## TASK BRIEF
Retype each entry below exactly. Do not carry any image over.

▶

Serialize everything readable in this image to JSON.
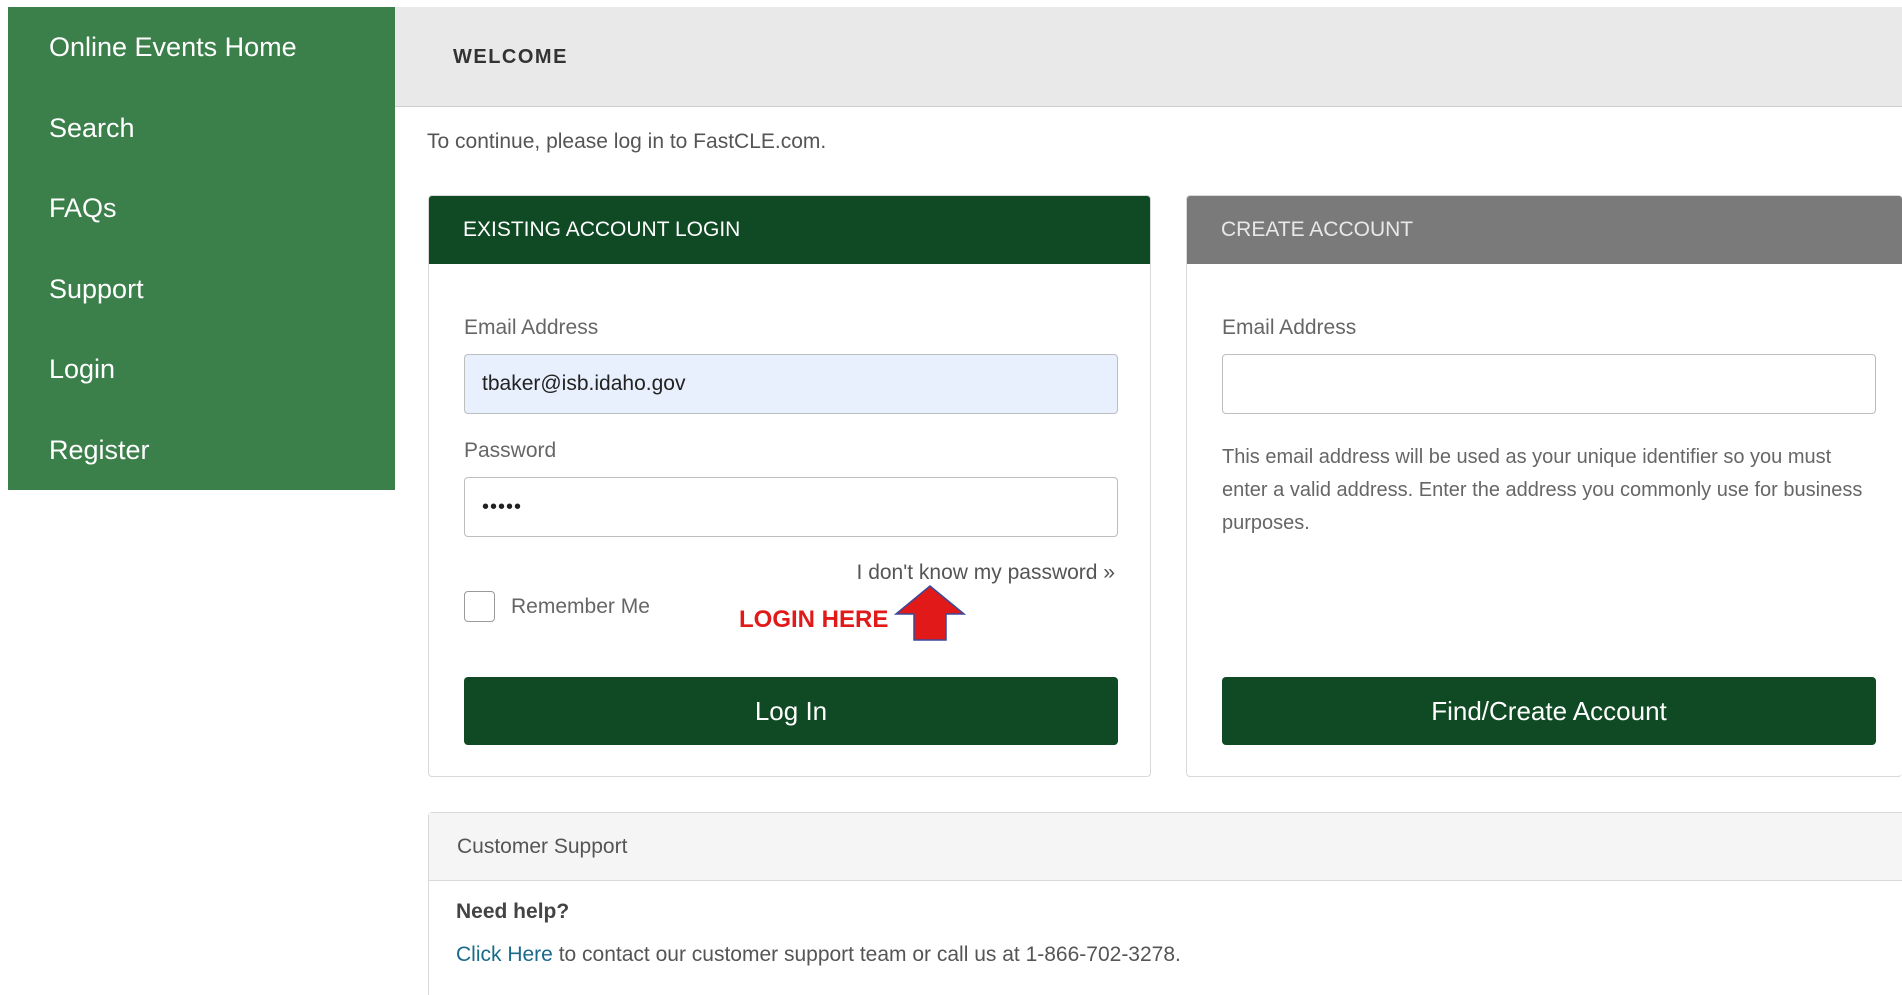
{
  "sidebar": {
    "items": [
      {
        "label": "Online Events Home"
      },
      {
        "label": "Search"
      },
      {
        "label": "FAQs"
      },
      {
        "label": "Support"
      },
      {
        "label": "Login"
      },
      {
        "label": "Register"
      }
    ]
  },
  "header": {
    "title": "WELCOME"
  },
  "intro_text": "To continue, please log in to FastCLE.com.",
  "login_panel": {
    "heading": "EXISTING ACCOUNT LOGIN",
    "email_label": "Email Address",
    "email_value": "tbaker@isb.idaho.gov",
    "password_label": "Password",
    "password_value": "•••••",
    "forgot_link": "I don't know my password »",
    "remember_label": "Remember Me",
    "remember_checked": false,
    "login_button": "Log In",
    "annotation": "LOGIN HERE"
  },
  "create_panel": {
    "heading": "CREATE ACCOUNT",
    "email_label": "Email Address",
    "email_value": "",
    "help_text": "This email address will be used as your unique identifier so you must enter a valid address. Enter the address you commonly use for business purposes.",
    "create_button": "Find/Create Account"
  },
  "support": {
    "heading": "Customer Support",
    "need_help": "Need help?",
    "link_text": "Click Here",
    "line_text": " to contact our customer support team or call us at 1-866-702-3278."
  },
  "colors": {
    "sidebar_bg": "#3b7f4a",
    "primary_dark_green": "#0f4a24",
    "create_header_gray": "#7a7a7a",
    "annotation_red": "#e11919",
    "link_teal": "#1a6a8a"
  },
  "icons": {
    "annotation_arrow": "red-up-arrow-icon"
  }
}
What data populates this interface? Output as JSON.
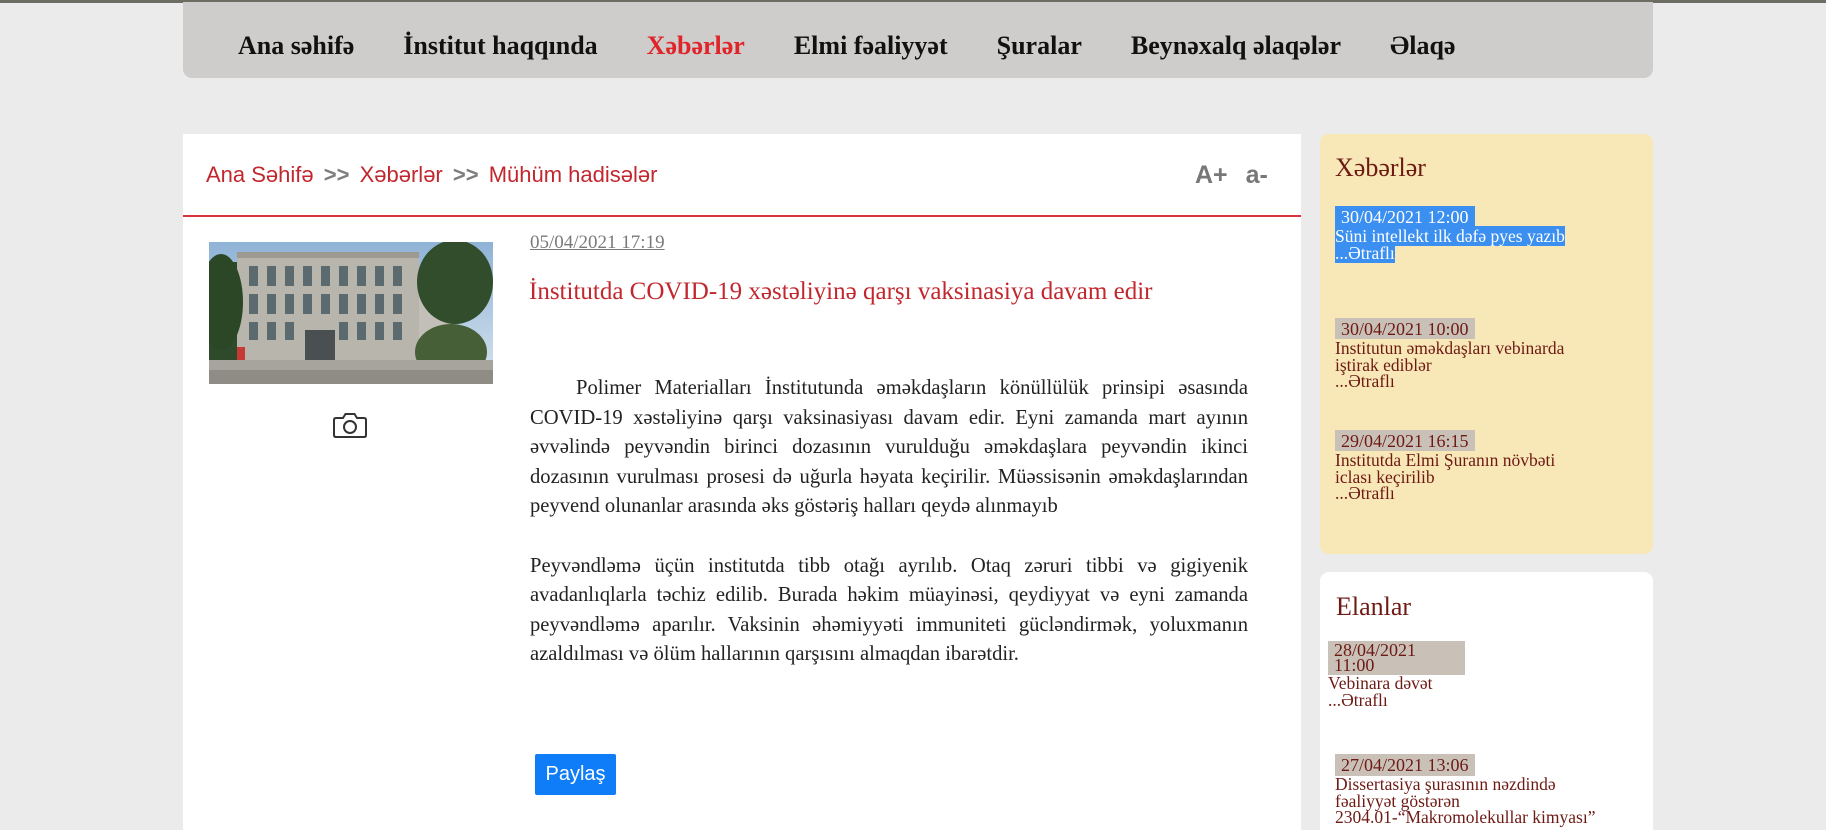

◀

## EXPECTED OUTPUT
Serialize everything readable in this image to JSON.
{
  "sidebar": {
    "items": [
      {
        "label": "Online Events Home"
      },
      {
        "label": "Search"
      },
      {
        "label": "FAQs"
      },
      {
        "label": "Support"
      },
      {
        "label": "Login"
      },
      {
        "label": "Register"
      }
    ]
  },
  "header": {
    "title": "WELCOME"
  },
  "intro_text": "To continue, please log in to FastCLE.com.",
  "login_panel": {
    "heading": "EXISTING ACCOUNT LOGIN",
    "email_label": "Email Address",
    "email_value": "tbaker@isb.idaho.gov",
    "password_label": "Password",
    "password_value": "•••••",
    "forgot_link": "I don't know my password »",
    "remember_label": "Remember Me",
    "remember_checked": false,
    "login_button": "Log In",
    "annotation": "LOGIN HERE"
  },
  "create_panel": {
    "heading": "CREATE ACCOUNT",
    "email_label": "Email Address",
    "email_value": "",
    "help_text": "This email address will be used as your unique identifier so you must enter a valid address. Enter the address you commonly use for business purposes.",
    "create_button": "Find/Create Account"
  },
  "support": {
    "heading": "Customer Support",
    "need_help": "Need help?",
    "link_text": "Click Here",
    "line_text": " to contact our customer support team or call us at 1-866-702-3278."
  },
  "colors": {
    "sidebar_bg": "#3b7f4a",
    "primary_dark_green": "#0f4a24",
    "create_header_gray": "#7a7a7a",
    "annotation_red": "#e11919",
    "link_teal": "#1a6a8a"
  },
  "icons": {
    "annotation_arrow": "red-up-arrow-icon"
  }
}
What data populates this interface? Output as JSON.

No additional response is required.